The answer must be every line of the records below that holds the word "candlestick".

Saved data entries:
------------------------------------------------
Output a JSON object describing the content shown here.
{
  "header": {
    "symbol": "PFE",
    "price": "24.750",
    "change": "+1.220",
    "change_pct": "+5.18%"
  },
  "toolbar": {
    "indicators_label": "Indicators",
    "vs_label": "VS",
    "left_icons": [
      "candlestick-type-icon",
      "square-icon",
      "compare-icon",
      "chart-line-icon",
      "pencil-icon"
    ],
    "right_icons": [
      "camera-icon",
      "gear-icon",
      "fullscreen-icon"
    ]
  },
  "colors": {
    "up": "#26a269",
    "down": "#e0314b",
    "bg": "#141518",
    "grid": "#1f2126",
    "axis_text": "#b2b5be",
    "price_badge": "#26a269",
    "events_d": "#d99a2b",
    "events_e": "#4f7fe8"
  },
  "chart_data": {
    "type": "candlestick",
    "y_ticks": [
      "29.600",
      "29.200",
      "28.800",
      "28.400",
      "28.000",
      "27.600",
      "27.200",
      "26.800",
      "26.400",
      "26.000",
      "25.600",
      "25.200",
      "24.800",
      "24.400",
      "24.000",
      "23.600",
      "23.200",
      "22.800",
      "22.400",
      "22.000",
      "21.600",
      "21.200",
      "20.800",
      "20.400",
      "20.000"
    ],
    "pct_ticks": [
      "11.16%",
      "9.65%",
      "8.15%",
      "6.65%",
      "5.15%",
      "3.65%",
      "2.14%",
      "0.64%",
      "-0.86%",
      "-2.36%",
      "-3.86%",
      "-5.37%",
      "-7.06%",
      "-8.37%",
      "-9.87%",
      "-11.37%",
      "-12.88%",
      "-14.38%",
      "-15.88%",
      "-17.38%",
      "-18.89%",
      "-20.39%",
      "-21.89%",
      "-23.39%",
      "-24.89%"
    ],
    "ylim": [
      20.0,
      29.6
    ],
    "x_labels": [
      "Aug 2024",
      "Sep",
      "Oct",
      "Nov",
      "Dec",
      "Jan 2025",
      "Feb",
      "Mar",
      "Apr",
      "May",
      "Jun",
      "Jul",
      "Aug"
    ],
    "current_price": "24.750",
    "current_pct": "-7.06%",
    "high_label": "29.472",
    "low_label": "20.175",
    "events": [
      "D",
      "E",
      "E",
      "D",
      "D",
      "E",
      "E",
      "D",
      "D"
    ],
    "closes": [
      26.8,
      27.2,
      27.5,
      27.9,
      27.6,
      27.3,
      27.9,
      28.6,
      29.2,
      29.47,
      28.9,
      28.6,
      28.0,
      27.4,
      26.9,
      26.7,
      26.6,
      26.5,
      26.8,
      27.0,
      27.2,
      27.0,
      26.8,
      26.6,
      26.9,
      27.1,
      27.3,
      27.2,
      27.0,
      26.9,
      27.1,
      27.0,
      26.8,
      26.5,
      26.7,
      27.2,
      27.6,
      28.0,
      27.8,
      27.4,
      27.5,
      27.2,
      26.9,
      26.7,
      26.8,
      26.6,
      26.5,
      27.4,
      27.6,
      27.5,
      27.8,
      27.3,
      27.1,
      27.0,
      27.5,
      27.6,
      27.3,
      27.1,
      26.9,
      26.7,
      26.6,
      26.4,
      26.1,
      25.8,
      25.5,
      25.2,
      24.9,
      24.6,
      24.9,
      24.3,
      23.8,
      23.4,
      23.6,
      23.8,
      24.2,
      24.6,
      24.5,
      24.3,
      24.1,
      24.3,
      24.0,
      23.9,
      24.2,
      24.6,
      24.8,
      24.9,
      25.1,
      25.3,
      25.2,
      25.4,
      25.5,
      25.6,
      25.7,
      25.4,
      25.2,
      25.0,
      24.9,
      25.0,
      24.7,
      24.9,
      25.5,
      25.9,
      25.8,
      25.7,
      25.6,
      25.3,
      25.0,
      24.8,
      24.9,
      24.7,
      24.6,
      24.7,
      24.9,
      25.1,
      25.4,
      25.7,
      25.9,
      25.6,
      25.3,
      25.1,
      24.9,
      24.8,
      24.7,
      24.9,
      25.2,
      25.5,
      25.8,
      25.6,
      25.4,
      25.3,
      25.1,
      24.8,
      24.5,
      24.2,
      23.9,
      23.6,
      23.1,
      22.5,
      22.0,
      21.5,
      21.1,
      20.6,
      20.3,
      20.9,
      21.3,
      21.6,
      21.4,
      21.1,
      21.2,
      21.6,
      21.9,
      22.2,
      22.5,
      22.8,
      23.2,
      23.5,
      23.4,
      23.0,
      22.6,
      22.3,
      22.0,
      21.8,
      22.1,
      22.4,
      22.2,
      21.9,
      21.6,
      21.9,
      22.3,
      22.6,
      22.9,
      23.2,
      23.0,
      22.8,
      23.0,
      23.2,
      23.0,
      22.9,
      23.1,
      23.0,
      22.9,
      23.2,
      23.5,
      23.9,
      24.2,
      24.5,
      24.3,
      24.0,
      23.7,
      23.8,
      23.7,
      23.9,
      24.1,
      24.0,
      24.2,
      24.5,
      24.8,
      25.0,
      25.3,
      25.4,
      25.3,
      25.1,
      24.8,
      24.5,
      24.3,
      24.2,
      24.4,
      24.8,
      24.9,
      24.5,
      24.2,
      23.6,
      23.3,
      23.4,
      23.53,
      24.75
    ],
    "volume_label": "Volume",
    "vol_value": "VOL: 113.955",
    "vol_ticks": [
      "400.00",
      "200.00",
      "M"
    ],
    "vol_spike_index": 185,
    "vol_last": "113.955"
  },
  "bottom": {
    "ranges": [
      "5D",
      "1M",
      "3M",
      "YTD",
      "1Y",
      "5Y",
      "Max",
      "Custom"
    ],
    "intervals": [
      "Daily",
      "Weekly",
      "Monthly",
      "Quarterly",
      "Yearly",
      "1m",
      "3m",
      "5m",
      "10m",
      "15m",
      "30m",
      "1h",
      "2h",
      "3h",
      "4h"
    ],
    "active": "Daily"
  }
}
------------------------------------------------
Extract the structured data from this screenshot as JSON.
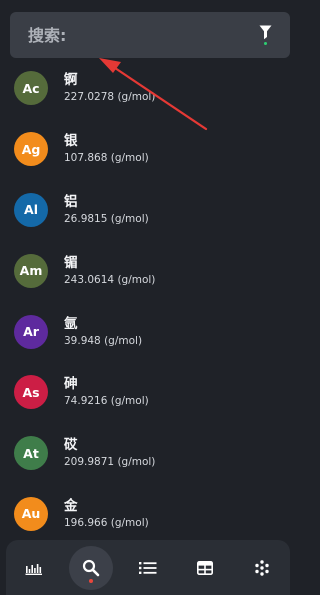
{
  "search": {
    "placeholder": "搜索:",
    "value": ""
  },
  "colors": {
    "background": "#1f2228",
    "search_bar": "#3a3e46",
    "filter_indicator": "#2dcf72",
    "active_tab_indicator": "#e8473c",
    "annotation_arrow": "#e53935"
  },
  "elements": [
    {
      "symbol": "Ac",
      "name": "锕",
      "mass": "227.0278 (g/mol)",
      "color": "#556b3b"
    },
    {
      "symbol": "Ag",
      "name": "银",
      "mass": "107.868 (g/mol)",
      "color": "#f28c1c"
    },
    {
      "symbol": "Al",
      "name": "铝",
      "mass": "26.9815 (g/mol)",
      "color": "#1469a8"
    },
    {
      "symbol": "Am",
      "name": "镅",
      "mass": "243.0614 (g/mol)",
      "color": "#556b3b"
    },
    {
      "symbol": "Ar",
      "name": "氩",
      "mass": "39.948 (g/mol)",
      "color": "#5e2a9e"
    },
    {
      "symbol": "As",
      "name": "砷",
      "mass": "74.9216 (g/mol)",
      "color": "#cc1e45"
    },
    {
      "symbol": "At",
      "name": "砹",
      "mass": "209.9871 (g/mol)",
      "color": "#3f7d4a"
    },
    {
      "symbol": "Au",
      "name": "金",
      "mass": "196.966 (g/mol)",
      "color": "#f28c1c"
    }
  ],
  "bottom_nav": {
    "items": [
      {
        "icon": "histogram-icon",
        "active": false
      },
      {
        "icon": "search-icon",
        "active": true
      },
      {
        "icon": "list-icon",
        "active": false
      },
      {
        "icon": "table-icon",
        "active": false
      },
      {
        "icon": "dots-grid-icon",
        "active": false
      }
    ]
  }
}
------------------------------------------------
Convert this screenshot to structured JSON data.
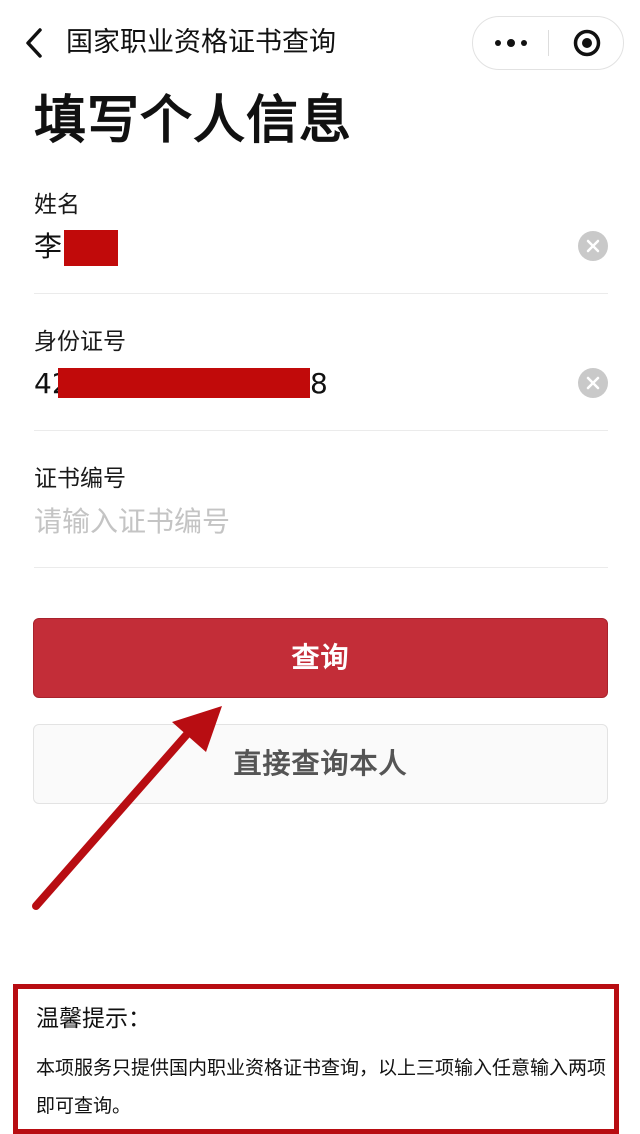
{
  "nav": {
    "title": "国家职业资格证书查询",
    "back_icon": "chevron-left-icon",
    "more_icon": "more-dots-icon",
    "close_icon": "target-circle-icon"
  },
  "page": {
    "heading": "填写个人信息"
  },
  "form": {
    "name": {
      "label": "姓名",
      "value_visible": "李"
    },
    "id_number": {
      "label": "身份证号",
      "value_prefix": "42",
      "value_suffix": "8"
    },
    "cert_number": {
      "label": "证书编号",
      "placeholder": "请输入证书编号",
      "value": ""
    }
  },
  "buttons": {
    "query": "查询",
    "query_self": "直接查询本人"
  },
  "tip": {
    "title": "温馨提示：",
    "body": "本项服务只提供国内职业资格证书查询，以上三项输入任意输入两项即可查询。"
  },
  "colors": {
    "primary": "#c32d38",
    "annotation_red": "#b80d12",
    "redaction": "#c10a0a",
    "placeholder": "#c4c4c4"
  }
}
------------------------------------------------
Result:
      "candlestick-type-icon",
    "type": "candlestick",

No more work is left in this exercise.